If you want to help your chickens maintain their cleaning habits, you can build a dirt bin to make it easier and more inviting to dust bathe while keeping your property free of unwanted holes.
- Start with a bin or box measuring 24” long, 15” wide, and 12” deep
- Fill the container with a mixture of equal parts sand, wood ash, and natural soil
- Adding 1-2 cups of food-grade diatomaceous earth can help eliminate parasites
Not only are dirty chickens smelly, but if they have parasites on them, they can be irritable as well and this could lead to increased fighting. So encouraging them to bathe themselves in dust will not only keep them clean but can also help stop them from fighting.
Be Mindful of How You Introduce New Chickens to Your Flock
The social structure of chickens is based on establishing a pecking order within a flock and this is put on full display whenever new chickens are introduced to an existing group of poultry.
It is very common for the members of a flock, especially the dominant ones, to check out newcomers and attempt to establish superiority over them, and often times, this is achieved through pecking and fighting.
Adding new chickens to your backyard flock?
Here are a few things to keep in mind:
- When introducing new chickens, try to add several at a time as this will spread out any aggression among multiple birds as opposed to a single chicken receiving the brunt of it
- Chickens instinctively bully smaller birds as they are perceived to be weaker, so adding new birds of a similar size as your existing flock will enable them to stand their ground and assimilate faster, with less fighting involved
- Fencing off the newcomers from the existing flock so that they are physically separated but can still see and size each other up can help the introduction of new chickens go smoother and more peacefully
There are certainly no guarantees in the chicken-raising game, but by introducing new birds to your flock in a thoughtful manner, you can improve the odds that fighting will be kept to a minimum.
Let the Chickens Establish Their Pecking Order Naturally
There are many instances where the fighting that is occurring within a flock is no more than the birds establishing their pecking order. And often times, it comes down to a couple of roosters vying for the top spot by being aggressive toward the others to demonstrate its dominance.
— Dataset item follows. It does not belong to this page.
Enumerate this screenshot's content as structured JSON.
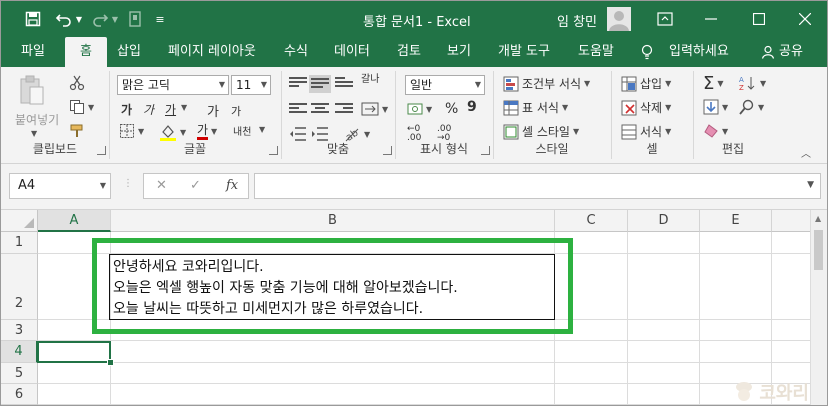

As difficult as this may seem, sometimes the best way to deal with this type of situation is to let the chips fall where they may so to speak.
In other words, let the roosters establish the flock’s pecking order naturally but keep a close eye on things in case things escalate and there is far more at stake than just determining a winner and a loser.
Here are the key things to watch out for:
- The best scenario in a rooster fight is that there is a clear victor and a clear loser and that this is established in a quick fashion (e.g., 20 minutes or less)
- If the surrendering rooster gives up the fight and attempts to flee, and the victor is content to allow the fight to end as well, then the resulting pecking order may establish order
- If, however, the victor chases after a surrendering rooster and aggressively tries to continue the fight, then the two birds will need to be separated as the fight would likely only end with severe injury or death
- In the case of two equally matched foes, continued fighting even after the birds get tired is a strong indication that both participants are willing to fight to the death and they will need to be separated in such an instance
It is important to note that pecking orders among fighting chickens (especially roosters) do not always happen naturally. While you should not jump in to stop every fight as soon as they erupt, it is important to monitor things in case they take a wrong turn.
Despite the best intentions, many people raising backyard chickens have had to deal with fighting among their birds. Unless you are some sort of a poultry whisperer this is one of the realities of having your own chickens.
Fortunately, there are a number of effective measures you can take that will stop chickens from fighting and keep the peace in your coop.